It was past Saturday November 21, 2009, at exactly & 5:5am, when I arrived at the Kissy Ferry Terminal. I was on my way to Masoyila-Lungi in a bid to visit an ailing close relative of mine.

The only private ferry that was in operation, Muzuk, was berthed over at Targrin. Great Scarcies Ferry, which is likewise privately owned, was out of working order and berthed at the Kissy Ferry Terminal.

Three Boats/Pampas, were already over loaded with at least a 150 passengers on board each, and just ready to start or put on there outboard engines to ferry their human cargo from the Kissy Ferry Terminal to Targrin.

There was not a single life jacket in any of the overloaded boats getting ready to sail.

At exactly 8:45am, one of the overloaded boats set sail. Then, at 8:50am, the other left.

And because my investigations had revealed to me that the Muzuk ferry that was berthed at Targrin would be leaving there by 11:00 am, to sail to Kissy Terminal, and leave Kissy Terminal at 1: p.m. back to Targrin, I decided to risk my life by jumping on board, into the third and only overloaded boat which like the previous two was about to sail to Targrin.

On board, I asked the Captain of the boat, why his overloaded boat like the two that had previously set sail did not have a single life jacket on board.

I likewise asked him whether he was not aware that if constituted a grave offence to ferry passengers in any boat without the exact number of life jackets for the passengers… and crew alike.
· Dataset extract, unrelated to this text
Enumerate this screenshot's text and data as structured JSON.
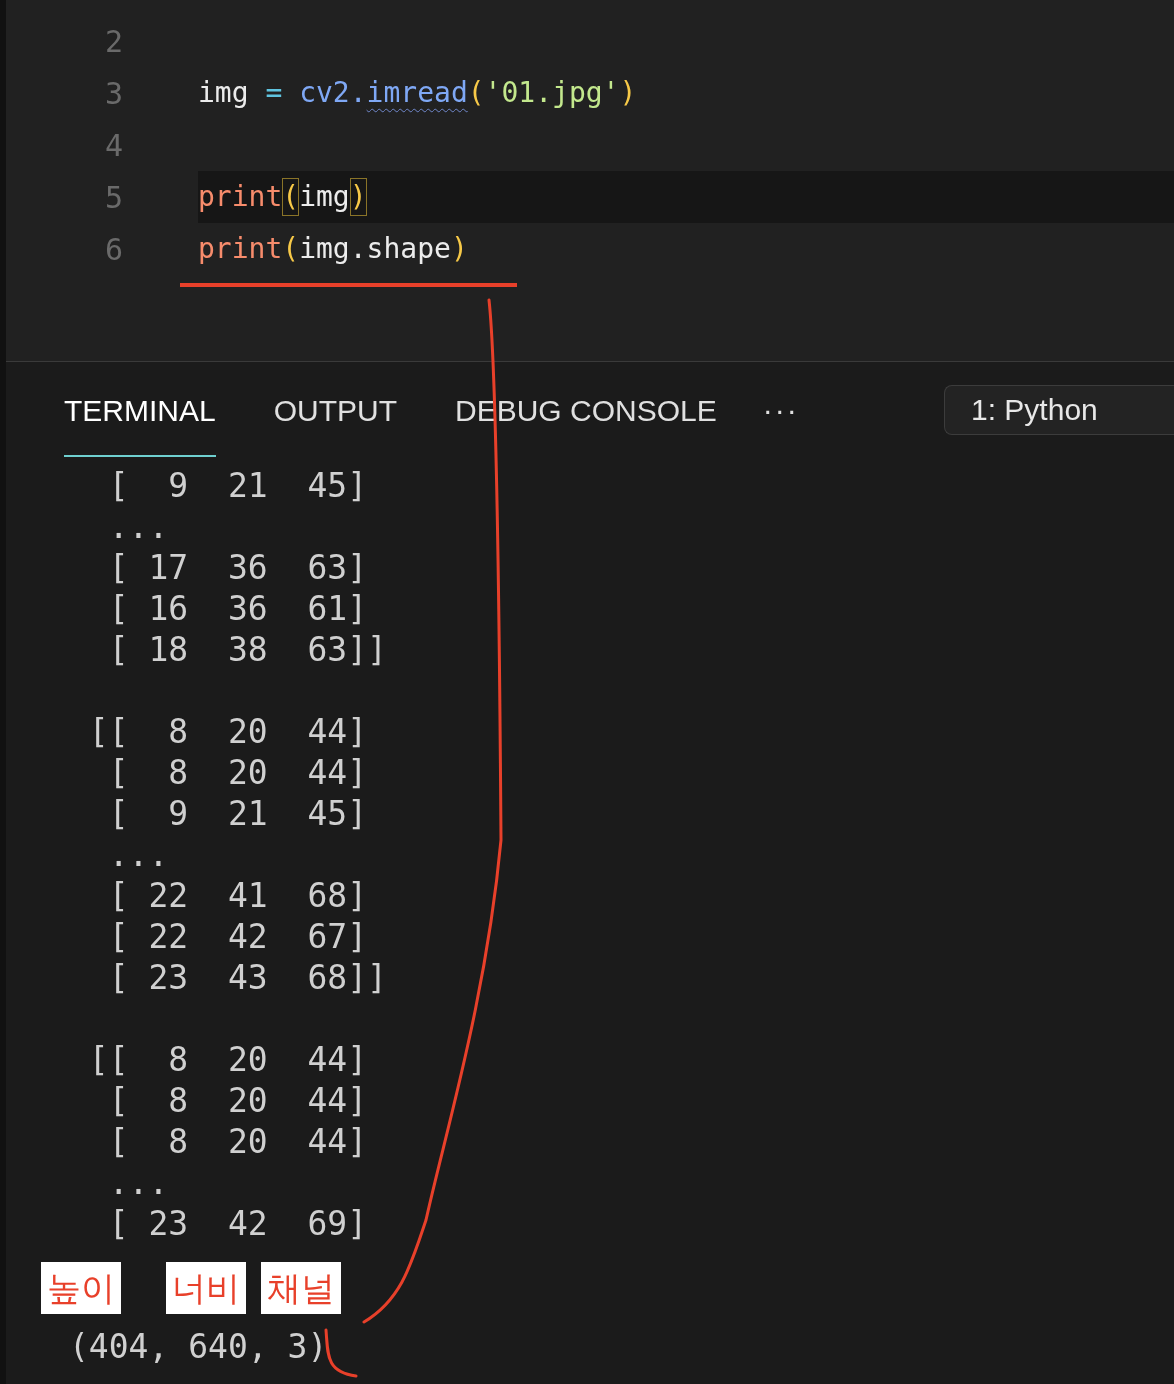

His reply to my two concerns raised was that…. "Pa look me, if you dae wait for life jacket before you go, den do ya cam dong from my pampa saful… na huna all puel dis country… if government know say a for get life jacket na mi pampa, mek dem supply me, a nor get any forkin money for go buy life jacket… do ya, sidom saful if you wan for go ya!"

I kept quiet and said nothing further. He started the outboard engine and ferried us, about 155 of us, across to Targrin.

It would interest readers to know that on my return at about 4:30pm it was, the same life jacketless boat that again ferried me from Targrin back to the Kissy Ferry Terminal.

Unlike the Shenge-Tombo boat episode, no storm caught up with us at sea while we were crossing the estuary of the Rokel River…  If there had been one, God only knows what would have become of us, passengers and crew, in a boat without a single life jacket…!

Yearning for the mother country?

The right choice is Kevin McPhilips Travel

©Sierra Herald 2002